When your property tax bill arrived by mail last week, you may not have noticed a slight addition: an extra $21, $32 or $39 - depending on your type of residence - for "Stormwater Remediation."
This is overdue recognition that stormwater pouring from roofs and parking pads pollutes the Chesapeake Bay, promotes flooding and soil erosion and leads to drinking water contamination.
Embarking on fixes takes money.
It's similar to another charge, $60, on the same bill for the Bay Restoration Fund. This is better known as the "flush tax" promoted by Republican Gov. Bob Ehrlich.
That money is spent on costly sewage treatment plant upgrades to remove nitrogen and other pollutants before the cleansed water is dumped into streams, rivers and the Chesapeake.
They are necessary expenses if we care about our environment.
None of us like to pay taxes. That's been true since the American Revolution - remember the original Tea Party in Boston and other colonial cities?
But delivering government services and preserving our valuable natural resources can't be done for free.

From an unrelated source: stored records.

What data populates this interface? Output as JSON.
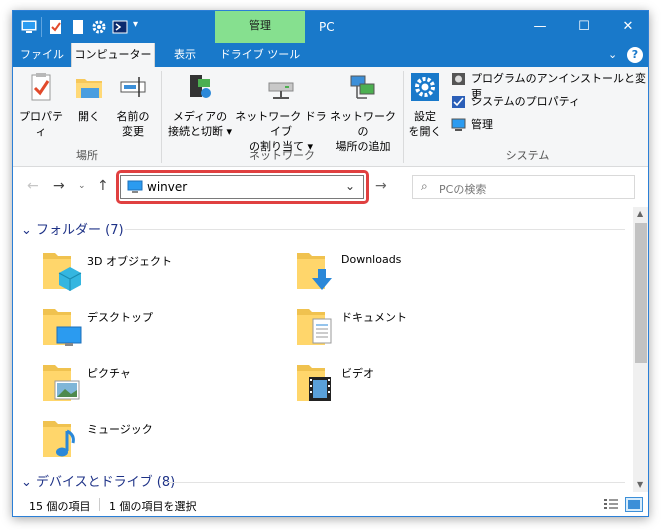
{
  "title_bar": {
    "context_tab_label": "管理",
    "title": "PC",
    "minimize_glyph": "—",
    "maximize_glyph": "☐",
    "close_glyph": "✕"
  },
  "ribbon_tabs": {
    "file": "ファイル",
    "computer": "コンピューター",
    "view": "表示",
    "drive_tools": "ドライブ ツール",
    "help_glyph": "?"
  },
  "ribbon": {
    "location": {
      "properties": "プロパティ",
      "open": "開く",
      "rename_line1": "名前の",
      "rename_line2": "変更",
      "group_label": "場所"
    },
    "network": {
      "media_line1": "メディアの",
      "media_line2": "接続と切断",
      "map_drive_line1": "ネットワーク ドライブ",
      "map_drive_line2": "の割り当て",
      "add_location_line1": "ネットワークの",
      "add_location_line2": "場所の追加",
      "group_label": "ネットワーク"
    },
    "system": {
      "settings_line1": "設定",
      "settings_line2": "を開く",
      "uninstall": "プログラムのアンインストールと変更",
      "system_properties": "システムのプロパティ",
      "manage": "管理",
      "group_label": "システム"
    }
  },
  "address_bar": {
    "value": "winver",
    "search_placeholder": "PCの検索"
  },
  "groups": {
    "folders_header": "フォルダー (7)",
    "devices_header": "デバイスとドライブ (8)"
  },
  "folders": [
    {
      "name": "3D オブジェクト",
      "icon": "3d-objects-icon"
    },
    {
      "name": "Downloads",
      "icon": "downloads-icon"
    },
    {
      "name": "デスクトップ",
      "icon": "desktop-icon"
    },
    {
      "name": "ドキュメント",
      "icon": "documents-icon"
    },
    {
      "name": "ピクチャ",
      "icon": "pictures-icon"
    },
    {
      "name": "ビデオ",
      "icon": "videos-icon"
    },
    {
      "name": "ミュージック",
      "icon": "music-icon"
    }
  ],
  "status": {
    "item_count": "15 個の項目",
    "selected": "1 個の項目を選択"
  },
  "colors": {
    "title_bar": "#1979ca",
    "context_tab": "#86e08f",
    "highlight": "#e04040",
    "group_header": "#1e3287"
  }
}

In Baltimore County, the fee to deal with stormwater runoff pays for such services as street sweeping, storm drain cleaning, maintenance and improvements, shoreline stabilization, tree planting and reforestation, among other things.
The county's charge is $21 for a townhouse, $32 for a condo and $39 for a single-family home. This is far cheaper than Baltimore City, between $40 and $120 per residence, and generally less than Howard County, $15 to $90.
Anne Arundel County is phasing in its stormwater fee, $34 to $85, over three years and Harford County has a 10-year phase-in of its $125 fee while a task force studies other options.
The fee is mandated by state law affecting 10 jurisdictions that contribute the most to stormwater pollution of the bay.
A few counties refused to take the state mandate - required by the federal Environmental Protection Agency - seriously. They could face hefty fines or a whopping cleanup tab down the road.
Carroll County's staunchly conservative commissioners aren't imposing any fee and will pay for cleanup projects out of the county's annual budget. Frederick County's even more conservative commissioners imposed a $1 per residence fee and dared the EPA and Maryland to object.
Meanwhile, a Baltimore County Republican known for his grandstanding is leading a drive to repeal the so-called "rain tax."
Del. Pat McDonough has as much chance of succeeding as stopping the rain from falling on roofs and other impervious surfaces.
When you think about it, this fee and Ehrlich's "flush tax" are cost-effective ways to show our support for clean water.
For less than $100 a year every resident in Baltimore County contributes to a greener environment that makes it safer to swim in our rivers and bay, drink water from our taps and preserve this state's greatest treasure, the Chesapeake.
Barry Rascovar is a political columnist whose writings can be viewed as http://www.politicalmaryland.com. His email address is firstname.lastname@example.org.